    Seems to me that this kind of setup would really help everyone, in the long run.

    • Nissan B Thomas

      Nik – You took the words right out of my mouth! I’ve been actually trying to find developers to build a prototype of a site with this type of functionality. Absolutely, what I find terrible about youtube is that the service does not really incentive more use of copyrighted material, and work to help promote authorized uses by going to labels and publishers and seeking sync rights so that video creators can participate, incrementally in the ad rev generated by videos. Heck, if youtube doesn’t want to do it, leaves the door open for other competitors to take advantage!

  • It’s amazing to me how little I knew of this problem before pursuing business as a performing artist. I feel these A List celebrities and artists have the influence to come together and truly make a difference for themselves as well as up and coming artists who need every penny they can get. They are definitely making some good moves with raising awareness. I don’t think an executive order would be the best approach, but it would be the quickest. Very informative article.

  • Many great jazz players passed on opportunities to be recorded back in the 1920s and 30s because they feared that other players would listen to the records and use them to learn their riffs and steal their gigs. Horn players played with a handkerchief over therir hands sometimes to hide their fingerings. I am not in favor of anyone stealing and profiting off of others’ property.

    Today’s technology provides incredible opportunities for legitimate use, and, yes, it also invites illegitimate use. I am not sure how to determine if YouTube is currently underpaying as much or maybe worse than Apple and Spotify are both perhaps over-paying in an ongoing battle to gain market share and “control” of the distribution channels for distributing digital music. Taking it to the local level on Main Street, not all musicians can get bookings at the fancy club paying “professional” rates, and there are some artists who choose to play for less money or even no money in dive bars in order to get the exposure and experience of playing out. Pressuring youtube or other “venues” to pay more might be akin to telling clubs featuring live music they must start charging an admission fee when they previously had none, or forcing them all to raise their current admission prices.

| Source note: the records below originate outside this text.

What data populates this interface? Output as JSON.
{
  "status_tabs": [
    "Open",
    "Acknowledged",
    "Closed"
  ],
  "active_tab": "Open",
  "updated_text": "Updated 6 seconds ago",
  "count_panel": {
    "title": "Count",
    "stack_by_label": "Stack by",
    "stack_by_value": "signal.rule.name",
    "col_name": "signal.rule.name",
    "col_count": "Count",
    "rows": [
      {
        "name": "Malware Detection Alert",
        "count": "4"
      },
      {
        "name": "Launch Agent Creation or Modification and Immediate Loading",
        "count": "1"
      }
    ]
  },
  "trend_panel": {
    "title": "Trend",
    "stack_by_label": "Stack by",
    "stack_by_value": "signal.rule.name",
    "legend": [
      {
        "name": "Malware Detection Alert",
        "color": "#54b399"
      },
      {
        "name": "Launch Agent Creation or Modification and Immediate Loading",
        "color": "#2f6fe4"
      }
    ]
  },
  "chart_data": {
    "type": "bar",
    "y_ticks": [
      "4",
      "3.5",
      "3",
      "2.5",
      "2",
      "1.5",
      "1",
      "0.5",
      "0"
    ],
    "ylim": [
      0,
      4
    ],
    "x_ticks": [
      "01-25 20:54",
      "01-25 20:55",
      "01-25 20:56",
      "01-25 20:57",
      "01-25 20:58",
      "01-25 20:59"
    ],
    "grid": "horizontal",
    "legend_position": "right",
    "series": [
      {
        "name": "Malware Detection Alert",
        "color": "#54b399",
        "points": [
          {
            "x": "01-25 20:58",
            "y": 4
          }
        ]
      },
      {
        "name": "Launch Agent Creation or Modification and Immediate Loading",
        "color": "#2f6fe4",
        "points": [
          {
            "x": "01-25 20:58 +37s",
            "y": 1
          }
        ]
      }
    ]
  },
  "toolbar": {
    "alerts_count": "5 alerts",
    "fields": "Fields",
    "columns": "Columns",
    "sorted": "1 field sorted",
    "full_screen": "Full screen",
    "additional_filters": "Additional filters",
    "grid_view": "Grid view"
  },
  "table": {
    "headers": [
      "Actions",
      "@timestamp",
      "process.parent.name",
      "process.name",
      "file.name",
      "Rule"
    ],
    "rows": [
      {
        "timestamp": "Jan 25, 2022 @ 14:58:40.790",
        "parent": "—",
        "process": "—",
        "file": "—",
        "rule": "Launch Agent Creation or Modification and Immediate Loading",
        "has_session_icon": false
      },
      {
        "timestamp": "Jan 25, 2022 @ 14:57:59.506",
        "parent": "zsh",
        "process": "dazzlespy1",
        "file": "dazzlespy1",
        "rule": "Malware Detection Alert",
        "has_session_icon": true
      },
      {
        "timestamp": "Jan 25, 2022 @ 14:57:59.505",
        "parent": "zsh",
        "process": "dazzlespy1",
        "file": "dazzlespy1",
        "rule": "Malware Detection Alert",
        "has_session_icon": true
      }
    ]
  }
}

    Each of us still has 2 ears and 24 hours in each day. The articles quotes the artists’ letter with the complaint, “Music consumption has skyrocketed, but the monies generated by individual writers and artists for that consumption has plummeted.” I would say that targeted music consumption by song/artist has skyrocketed. A fair part of the burden is on the artists and owners of the property to speak up and report when they become aware that illegal copies are being shared. It is just as if you were being paid by what comes in the door at the club, when you at some point may see reason to have your own staff member also hanging out watching the door.

  • James Perrie

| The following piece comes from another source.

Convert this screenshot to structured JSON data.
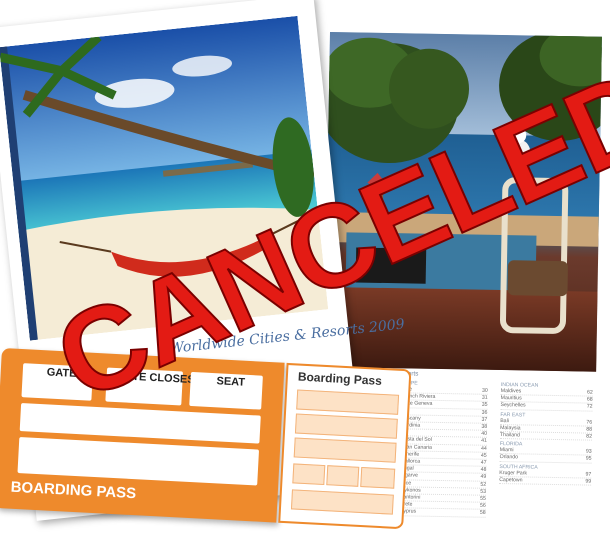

    I think it’s pretty funny that all the artists are just now starting to make a big deal of this issue. Everyone was quiet when all the music shops closed their doors because of digital piracy. I think the group that’s being hurt the most by this are the music lovers. On the one hand digital means that wherever you are in the world you can enjoy your favorite music. You can be inspired in the most amazing ways. On the other hand, record companies, artists and big business Are dictating where and what you can listen to it. For example to listen to a large variety of music you now need 3 to 4 apps or programs. One artist has an agreement with google, another with Spotify another with apple. The consumer is willing to pay, but make it accessible in one place for everyone. But the big question is who gets that power? Digital music isn’t going anywhere, and neither should it. If I was an artist not just a music lover, I would create a co-op style site where all artists can support themselves and the industry. It’s really not that hard.. take the power into your own hands and embrass the future..